Tony on the right, chatting on the dummy grid at Wakefield Park
Historic motorsport suffered a great loss earlier this week with the passing of Tony Simmons. Tony was best known for his iconic Simmons composite wheels, and will be remembered fondly by our club for the Hustler Formula Ford and his contribution to historic motor racing. Our thoughts are with his family and friends at this time.
We will be in touch shortly with details of Tony’s commemoration. In the meantime, Ray Bell and Paul Hamilton have shared some of their memories of Tony, and have done a wonderful job bringing his achievements and history to the community’s attention. They have very kindly offered to share their words with the club, so please do read on.
With thanks to Ray Bell
Tony left us on Sunday night after a long and very uncomfortable stint with Parkinson’s Disease and, latterly, dementia. An Australian resident since the sixties, Tony came from New Zealand originally and brought with him a flair for innovation and sound engineering.
In his earliest days he formed Competition Cars with, if I recall, Mike Champion. He started building U2 Clubmans and raced one himself, but had a bad crash at Oran Park and was seriously injured. Next came the Simmons Hustler Clubmans, very much along U2 lines but with improvements, and while developing these he decided to make his own composite wheels.
Just two of these Clubman cars were built, but many thousands of wheels issued from his workshops, which moved and grew as time went by. The Hustler Formula Ford came next, then the Seca3 Clubman built for Bob Martin, who’d taken over the first Hustler when Tony got out of it.

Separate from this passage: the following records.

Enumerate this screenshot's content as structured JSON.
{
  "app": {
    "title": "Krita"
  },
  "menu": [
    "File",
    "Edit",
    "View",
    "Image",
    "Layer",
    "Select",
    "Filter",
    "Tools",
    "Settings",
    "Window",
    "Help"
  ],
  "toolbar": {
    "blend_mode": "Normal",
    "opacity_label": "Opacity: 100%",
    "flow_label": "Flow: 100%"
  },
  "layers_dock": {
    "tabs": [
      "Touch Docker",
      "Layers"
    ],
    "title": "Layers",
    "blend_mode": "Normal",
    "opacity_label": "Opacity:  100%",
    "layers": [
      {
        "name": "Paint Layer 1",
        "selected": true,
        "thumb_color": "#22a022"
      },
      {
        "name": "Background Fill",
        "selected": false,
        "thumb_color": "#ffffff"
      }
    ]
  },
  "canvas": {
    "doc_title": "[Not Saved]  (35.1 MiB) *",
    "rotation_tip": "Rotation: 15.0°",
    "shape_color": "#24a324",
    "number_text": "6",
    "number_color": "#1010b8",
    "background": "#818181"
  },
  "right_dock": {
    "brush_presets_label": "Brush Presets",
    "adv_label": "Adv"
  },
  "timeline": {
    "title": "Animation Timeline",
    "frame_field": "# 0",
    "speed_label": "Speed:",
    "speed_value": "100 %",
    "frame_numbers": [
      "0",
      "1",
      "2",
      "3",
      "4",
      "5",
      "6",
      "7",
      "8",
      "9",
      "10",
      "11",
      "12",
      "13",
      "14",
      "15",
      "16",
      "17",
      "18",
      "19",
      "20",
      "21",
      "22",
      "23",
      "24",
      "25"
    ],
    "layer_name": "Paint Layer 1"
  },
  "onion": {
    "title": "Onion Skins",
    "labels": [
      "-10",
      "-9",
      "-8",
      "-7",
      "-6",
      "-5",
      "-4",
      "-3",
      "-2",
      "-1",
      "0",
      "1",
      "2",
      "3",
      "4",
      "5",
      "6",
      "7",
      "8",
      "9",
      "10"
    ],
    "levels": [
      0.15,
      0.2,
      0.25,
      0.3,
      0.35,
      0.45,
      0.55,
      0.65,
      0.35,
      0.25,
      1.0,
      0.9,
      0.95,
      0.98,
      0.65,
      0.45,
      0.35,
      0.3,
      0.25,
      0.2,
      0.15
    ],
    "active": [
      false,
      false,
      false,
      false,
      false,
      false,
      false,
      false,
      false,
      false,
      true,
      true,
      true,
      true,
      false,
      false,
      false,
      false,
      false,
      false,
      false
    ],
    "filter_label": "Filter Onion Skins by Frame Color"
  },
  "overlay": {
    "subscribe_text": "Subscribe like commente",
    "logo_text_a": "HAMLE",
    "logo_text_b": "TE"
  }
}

Later historic racing was to see both Hustlers, Tony having rebuilt his original car for himself and made the Tony Oxley car all new again after getting it back in highly modified form from Joe Ius, who had intended fitting a Fiat 128 engine and altered the frame to cope with the ever-lower tyre profiles of the late-seventies.
Tony’s efforts at increasing driver safety were notable, too. His rollover protection went higher than most, while after Tony Oxley immersed the Chevron B8 in Warwick Farm’s lake he really beefed up supports and protection around the drivers.
While all of this was going on, Tony still found time to invent, design and build a beach-cleaning machine for one of the Sydney councils. But it was the wheels which kept his name to the fore, with both road and race cars becoming home to those thousands which were produced. He ultimately passed the wheel business on to one of his colleagues.
Through all of this, Tony was pretty predictable. Friendly and humble, but ready to advise and guide, a man who’s been missed for some years and now even more badly so.
Continued with thanks to Paul Hamilton
I first met Tony in the late 1960s following the Competition Cars interest and major Oran Park crash already mentioned and I am therefore a bit hazy on his early time in Australia. During this time, however, there was certainly a major commitment to maintenance of the various Ferraris owned by the Oxley family and the Chevron B8 raced by Tony Oxley, for whom he later built the second of the Hustler SC1 clubman cars.
The Oran Park crash in an early U2 was a very serious thing and marked a significant point of change for Tony. Prior to this his performances at the wheel had brought him to the attention of David Mackay and led to several drives for Scuderia Veloce in small production touring cars. The Mackay connection may have led to a much more significant competition career for Tony, but it was not to be, as in the crash he sustained quite serious head injuries.
Following an extended recovery period he did return to competition, driving the first of the Hustler Clubman cars, but his major focus was by then on the engineering side of the sport – an area in which he demonstrated great innovative skills.
Although he remained a fast and competent driver I doubt that he ever recovered the flair which had earlier brought him to attention. Tony’s personal sporting activities were scaled back during the mid to late ‘70s because of his commitment to the very successful wheel manufacturing business he had founded, but the fire never really went out and he always retained a particular interest in the best quality Italian machinery.
With the Simmons Wheels business well established by the mid 1990s, Tony tracked down one of his original Hustler Clubman cars and returned to an active involvement in historic racing. In subsequent years he raced a variety of interesting cars including a B38 Chevron F3 car, a B23 Chevron sports car (owned by Allan Cruikshank), a Sports 2000 car, an RT4 Ralt and ultimately a BT6 Brabham Formula Junior.
In 2011 he took the Brabham to the UK and Europe to compete at the Goodwood Revival meeting and various Lurani Trophy events for Formula Junior cars, basing himself at a farm close to the Mallory Park race circuit. His efforts that year had the support of various visiting HSRCA mates and I well remember the day he used my diesel Ford Focus rental car to find his way around the Goodwood circuit at a test day in preparation for the Revival meeting.
In subsequent years his declining health forced the termination of his competitive activity and a gradual withdrawal from social contacts. His passing has now brought finality to a loss many of us have long felt during his years of decline. Tony was a very fine engineer, a competent and skillful racing driver and the very best of mates who is sadly missed by those of us who remain.